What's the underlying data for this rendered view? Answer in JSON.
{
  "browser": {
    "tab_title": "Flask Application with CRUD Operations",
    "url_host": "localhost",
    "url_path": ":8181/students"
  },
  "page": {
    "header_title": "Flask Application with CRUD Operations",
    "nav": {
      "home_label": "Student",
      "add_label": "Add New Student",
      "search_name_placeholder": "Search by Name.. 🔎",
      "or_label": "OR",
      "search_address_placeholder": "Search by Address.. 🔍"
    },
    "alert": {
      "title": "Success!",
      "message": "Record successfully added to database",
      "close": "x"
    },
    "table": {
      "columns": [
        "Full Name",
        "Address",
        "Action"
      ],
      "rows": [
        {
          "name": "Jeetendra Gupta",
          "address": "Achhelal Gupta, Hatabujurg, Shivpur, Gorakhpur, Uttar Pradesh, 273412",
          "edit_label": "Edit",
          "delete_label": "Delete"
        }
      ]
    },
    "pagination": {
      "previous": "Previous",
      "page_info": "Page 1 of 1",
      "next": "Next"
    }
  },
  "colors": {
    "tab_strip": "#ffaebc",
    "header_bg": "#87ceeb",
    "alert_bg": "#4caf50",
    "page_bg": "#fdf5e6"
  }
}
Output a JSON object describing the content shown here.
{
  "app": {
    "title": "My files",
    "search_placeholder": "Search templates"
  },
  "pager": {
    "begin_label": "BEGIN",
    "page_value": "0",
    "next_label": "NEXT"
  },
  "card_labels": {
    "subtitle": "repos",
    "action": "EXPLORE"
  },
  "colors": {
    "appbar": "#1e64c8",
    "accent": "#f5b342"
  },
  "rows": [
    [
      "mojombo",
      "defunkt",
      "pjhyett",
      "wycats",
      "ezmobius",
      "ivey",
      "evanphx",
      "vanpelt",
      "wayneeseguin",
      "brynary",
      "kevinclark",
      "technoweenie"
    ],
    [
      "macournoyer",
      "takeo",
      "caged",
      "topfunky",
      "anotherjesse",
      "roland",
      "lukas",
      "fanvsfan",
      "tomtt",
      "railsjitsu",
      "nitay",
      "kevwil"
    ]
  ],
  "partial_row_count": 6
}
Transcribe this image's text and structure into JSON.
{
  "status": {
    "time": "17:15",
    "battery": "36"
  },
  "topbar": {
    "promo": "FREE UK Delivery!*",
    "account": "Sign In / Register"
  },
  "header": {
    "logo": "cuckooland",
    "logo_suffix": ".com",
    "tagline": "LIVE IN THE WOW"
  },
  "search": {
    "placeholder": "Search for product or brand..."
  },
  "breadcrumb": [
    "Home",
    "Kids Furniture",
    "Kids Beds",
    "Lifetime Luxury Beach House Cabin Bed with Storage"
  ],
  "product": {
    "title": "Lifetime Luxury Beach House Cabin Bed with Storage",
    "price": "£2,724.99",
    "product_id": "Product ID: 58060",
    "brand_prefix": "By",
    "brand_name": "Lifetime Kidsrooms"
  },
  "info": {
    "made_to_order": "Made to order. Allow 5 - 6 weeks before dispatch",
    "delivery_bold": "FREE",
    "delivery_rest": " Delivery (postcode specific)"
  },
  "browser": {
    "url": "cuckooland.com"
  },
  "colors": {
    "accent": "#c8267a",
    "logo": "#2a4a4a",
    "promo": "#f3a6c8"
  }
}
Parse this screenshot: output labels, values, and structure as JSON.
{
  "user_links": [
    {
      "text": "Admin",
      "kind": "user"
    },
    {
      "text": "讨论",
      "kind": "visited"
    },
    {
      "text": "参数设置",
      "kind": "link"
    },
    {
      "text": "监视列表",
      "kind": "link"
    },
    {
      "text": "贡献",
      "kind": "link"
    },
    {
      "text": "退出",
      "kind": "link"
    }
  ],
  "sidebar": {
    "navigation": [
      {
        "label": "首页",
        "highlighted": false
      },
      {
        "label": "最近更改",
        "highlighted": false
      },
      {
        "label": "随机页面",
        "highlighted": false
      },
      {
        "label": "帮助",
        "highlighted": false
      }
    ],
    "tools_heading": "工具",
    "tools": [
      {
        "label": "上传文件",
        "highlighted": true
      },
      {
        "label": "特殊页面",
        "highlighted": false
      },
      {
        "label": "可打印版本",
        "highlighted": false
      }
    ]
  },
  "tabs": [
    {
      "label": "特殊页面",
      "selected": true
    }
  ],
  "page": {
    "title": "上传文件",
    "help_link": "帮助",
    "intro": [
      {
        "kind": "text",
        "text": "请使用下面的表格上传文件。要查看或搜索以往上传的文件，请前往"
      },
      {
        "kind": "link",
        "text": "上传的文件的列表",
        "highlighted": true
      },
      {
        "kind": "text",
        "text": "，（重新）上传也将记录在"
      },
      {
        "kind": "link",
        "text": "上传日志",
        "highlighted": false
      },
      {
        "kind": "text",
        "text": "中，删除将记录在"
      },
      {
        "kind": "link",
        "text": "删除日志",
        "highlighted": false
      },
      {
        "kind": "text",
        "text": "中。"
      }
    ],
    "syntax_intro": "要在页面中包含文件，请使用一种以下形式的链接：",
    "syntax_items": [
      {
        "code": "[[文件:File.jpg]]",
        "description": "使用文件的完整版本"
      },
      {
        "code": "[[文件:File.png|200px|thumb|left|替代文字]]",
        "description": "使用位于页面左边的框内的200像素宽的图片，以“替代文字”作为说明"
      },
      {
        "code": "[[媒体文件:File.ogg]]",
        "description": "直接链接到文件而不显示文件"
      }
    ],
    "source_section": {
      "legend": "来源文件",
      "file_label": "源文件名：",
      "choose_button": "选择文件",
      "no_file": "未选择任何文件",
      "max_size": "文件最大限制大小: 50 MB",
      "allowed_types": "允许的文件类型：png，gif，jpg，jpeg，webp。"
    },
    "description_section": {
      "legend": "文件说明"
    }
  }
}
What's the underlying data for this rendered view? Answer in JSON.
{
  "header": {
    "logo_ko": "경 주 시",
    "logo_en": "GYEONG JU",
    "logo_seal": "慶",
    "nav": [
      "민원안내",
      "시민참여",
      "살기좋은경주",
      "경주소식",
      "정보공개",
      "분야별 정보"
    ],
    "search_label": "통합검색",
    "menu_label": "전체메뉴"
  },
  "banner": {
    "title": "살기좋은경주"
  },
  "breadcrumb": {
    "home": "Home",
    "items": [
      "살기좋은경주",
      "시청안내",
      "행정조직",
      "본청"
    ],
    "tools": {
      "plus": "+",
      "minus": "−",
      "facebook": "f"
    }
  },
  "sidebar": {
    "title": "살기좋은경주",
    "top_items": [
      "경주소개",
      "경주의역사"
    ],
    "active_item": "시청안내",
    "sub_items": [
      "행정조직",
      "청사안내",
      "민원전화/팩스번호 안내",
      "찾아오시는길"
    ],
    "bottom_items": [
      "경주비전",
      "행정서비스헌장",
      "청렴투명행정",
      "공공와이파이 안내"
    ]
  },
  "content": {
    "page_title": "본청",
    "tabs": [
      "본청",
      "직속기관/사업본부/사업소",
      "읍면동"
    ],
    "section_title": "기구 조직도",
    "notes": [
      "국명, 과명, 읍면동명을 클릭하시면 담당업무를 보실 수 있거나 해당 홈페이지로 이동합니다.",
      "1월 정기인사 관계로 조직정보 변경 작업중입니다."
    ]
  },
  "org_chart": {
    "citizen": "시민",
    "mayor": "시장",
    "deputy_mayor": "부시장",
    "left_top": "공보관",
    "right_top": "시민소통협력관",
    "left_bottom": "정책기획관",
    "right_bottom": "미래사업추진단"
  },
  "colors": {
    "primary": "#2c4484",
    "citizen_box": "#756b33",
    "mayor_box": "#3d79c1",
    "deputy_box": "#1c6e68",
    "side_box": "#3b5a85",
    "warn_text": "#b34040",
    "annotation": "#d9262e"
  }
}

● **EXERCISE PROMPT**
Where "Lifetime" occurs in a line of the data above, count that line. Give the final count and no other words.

● **RESULT OF THE TASK**
3